== Work to complete ==
Repeat the entries exactly, and do not carry the pictures over.
BEGIN Entries shown
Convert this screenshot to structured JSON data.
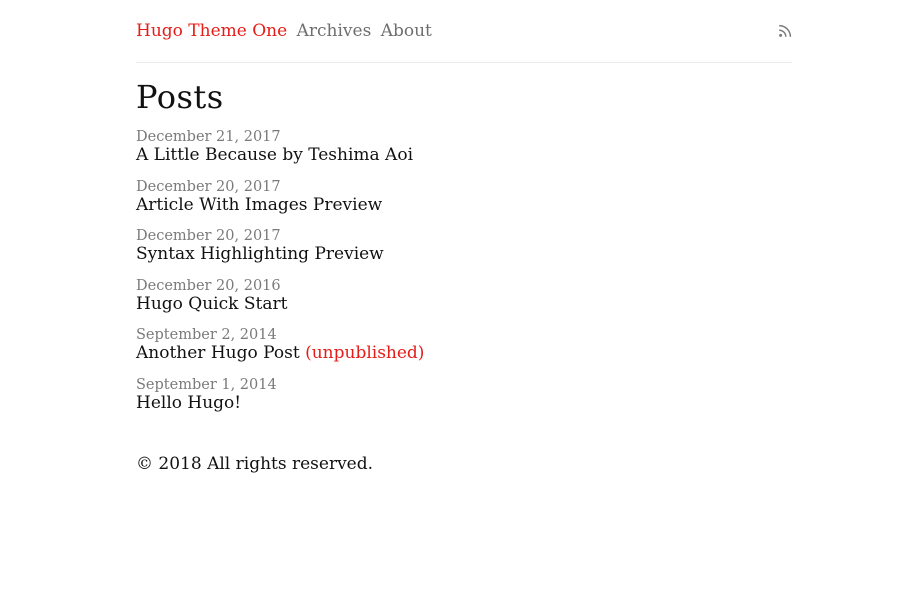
{
  "nav": {
    "brand": "Hugo Theme One",
    "links": [
      "Archives",
      "About"
    ],
    "rss_icon": "rss-icon",
    "accent_color": "#e51c17"
  },
  "page": {
    "title": "Posts"
  },
  "posts": [
    {
      "date": "December 21, 2017",
      "title": "A Little Because by Teshima Aoi",
      "status": ""
    },
    {
      "date": "December 20, 2017",
      "title": "Article With Images Preview",
      "status": ""
    },
    {
      "date": "December 20, 2017",
      "title": "Syntax Highlighting Preview",
      "status": ""
    },
    {
      "date": "December 20, 2016",
      "title": "Hugo Quick Start",
      "status": ""
    },
    {
      "date": "September 2, 2014",
      "title": "Another Hugo Post",
      "status": "(unpublished)"
    },
    {
      "date": "September 1, 2014",
      "title": "Hello Hugo!",
      "status": ""
    }
  ],
  "footer": {
    "copyright": "© 2018 All rights reserved."
  }
}
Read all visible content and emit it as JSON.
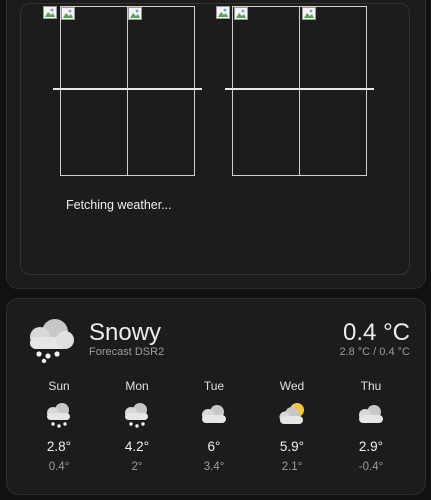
{
  "map": {
    "status_text": "Fetching weather...",
    "tile_icon": "broken-image-icon"
  },
  "weather": {
    "condition": "Snowy",
    "source": "Forecast DSR2",
    "current_temp": "0.4 °C",
    "high_low": "2.8 °C / 0.4 °C",
    "condition_icon": "snowy-icon",
    "forecast": [
      {
        "day": "Sun",
        "high": "2.8°",
        "low": "0.4°",
        "icon": "snowy-icon"
      },
      {
        "day": "Mon",
        "high": "4.2°",
        "low": "2°",
        "icon": "snowy-icon"
      },
      {
        "day": "Tue",
        "high": "6°",
        "low": "3.4°",
        "icon": "cloudy-icon"
      },
      {
        "day": "Wed",
        "high": "5.9°",
        "low": "2.1°",
        "icon": "partly-cloudy-icon"
      },
      {
        "day": "Thu",
        "high": "2.9°",
        "low": "-0.4°",
        "icon": "cloudy-icon"
      }
    ]
  }
}
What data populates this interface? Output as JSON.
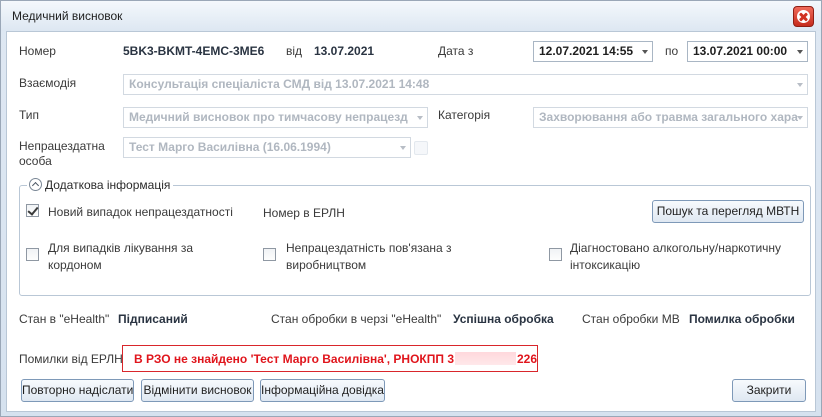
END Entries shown
== Answer box ==
Convert this screenshot to structured JSON data.
{
  "nav": {
    "brand": "Hugo Theme One",
    "links": [
      "Archives",
      "About"
    ],
    "rss_icon": "rss-icon",
    "accent_color": "#e51c17"
  },
  "page": {
    "title": "Posts"
  },
  "posts": [
    {
      "date": "December 21, 2017",
      "title": "A Little Because by Teshima Aoi",
      "status": ""
    },
    {
      "date": "December 20, 2017",
      "title": "Article With Images Preview",
      "status": ""
    },
    {
      "date": "December 20, 2017",
      "title": "Syntax Highlighting Preview",
      "status": ""
    },
    {
      "date": "December 20, 2016",
      "title": "Hugo Quick Start",
      "status": ""
    },
    {
      "date": "September 2, 2014",
      "title": "Another Hugo Post",
      "status": "(unpublished)"
    },
    {
      "date": "September 1, 2014",
      "title": "Hello Hugo!",
      "status": ""
    }
  ],
  "footer": {
    "copyright": "© 2018 All rights reserved."
  }
}
Read all visible content and emit it as JSON.
{
  "map": {
    "status_text": "Fetching weather...",
    "tile_icon": "broken-image-icon"
  },
  "weather": {
    "condition": "Snowy",
    "source": "Forecast DSR2",
    "current_temp": "0.4 °C",
    "high_low": "2.8 °C / 0.4 °C",
    "condition_icon": "snowy-icon",
    "forecast": [
      {
        "day": "Sun",
        "high": "2.8°",
        "low": "0.4°",
        "icon": "snowy-icon"
      },
      {
        "day": "Mon",
        "high": "4.2°",
        "low": "2°",
        "icon": "snowy-icon"
      },
      {
        "day": "Tue",
        "high": "6°",
        "low": "3.4°",
        "icon": "cloudy-icon"
      },
      {
        "day": "Wed",
        "high": "5.9°",
        "low": "2.1°",
        "icon": "partly-cloudy-icon"
      },
      {
        "day": "Thu",
        "high": "2.9°",
        "low": "-0.4°",
        "icon": "cloudy-icon"
      }
    ]
  }
}
What data populates this interface? Output as JSON.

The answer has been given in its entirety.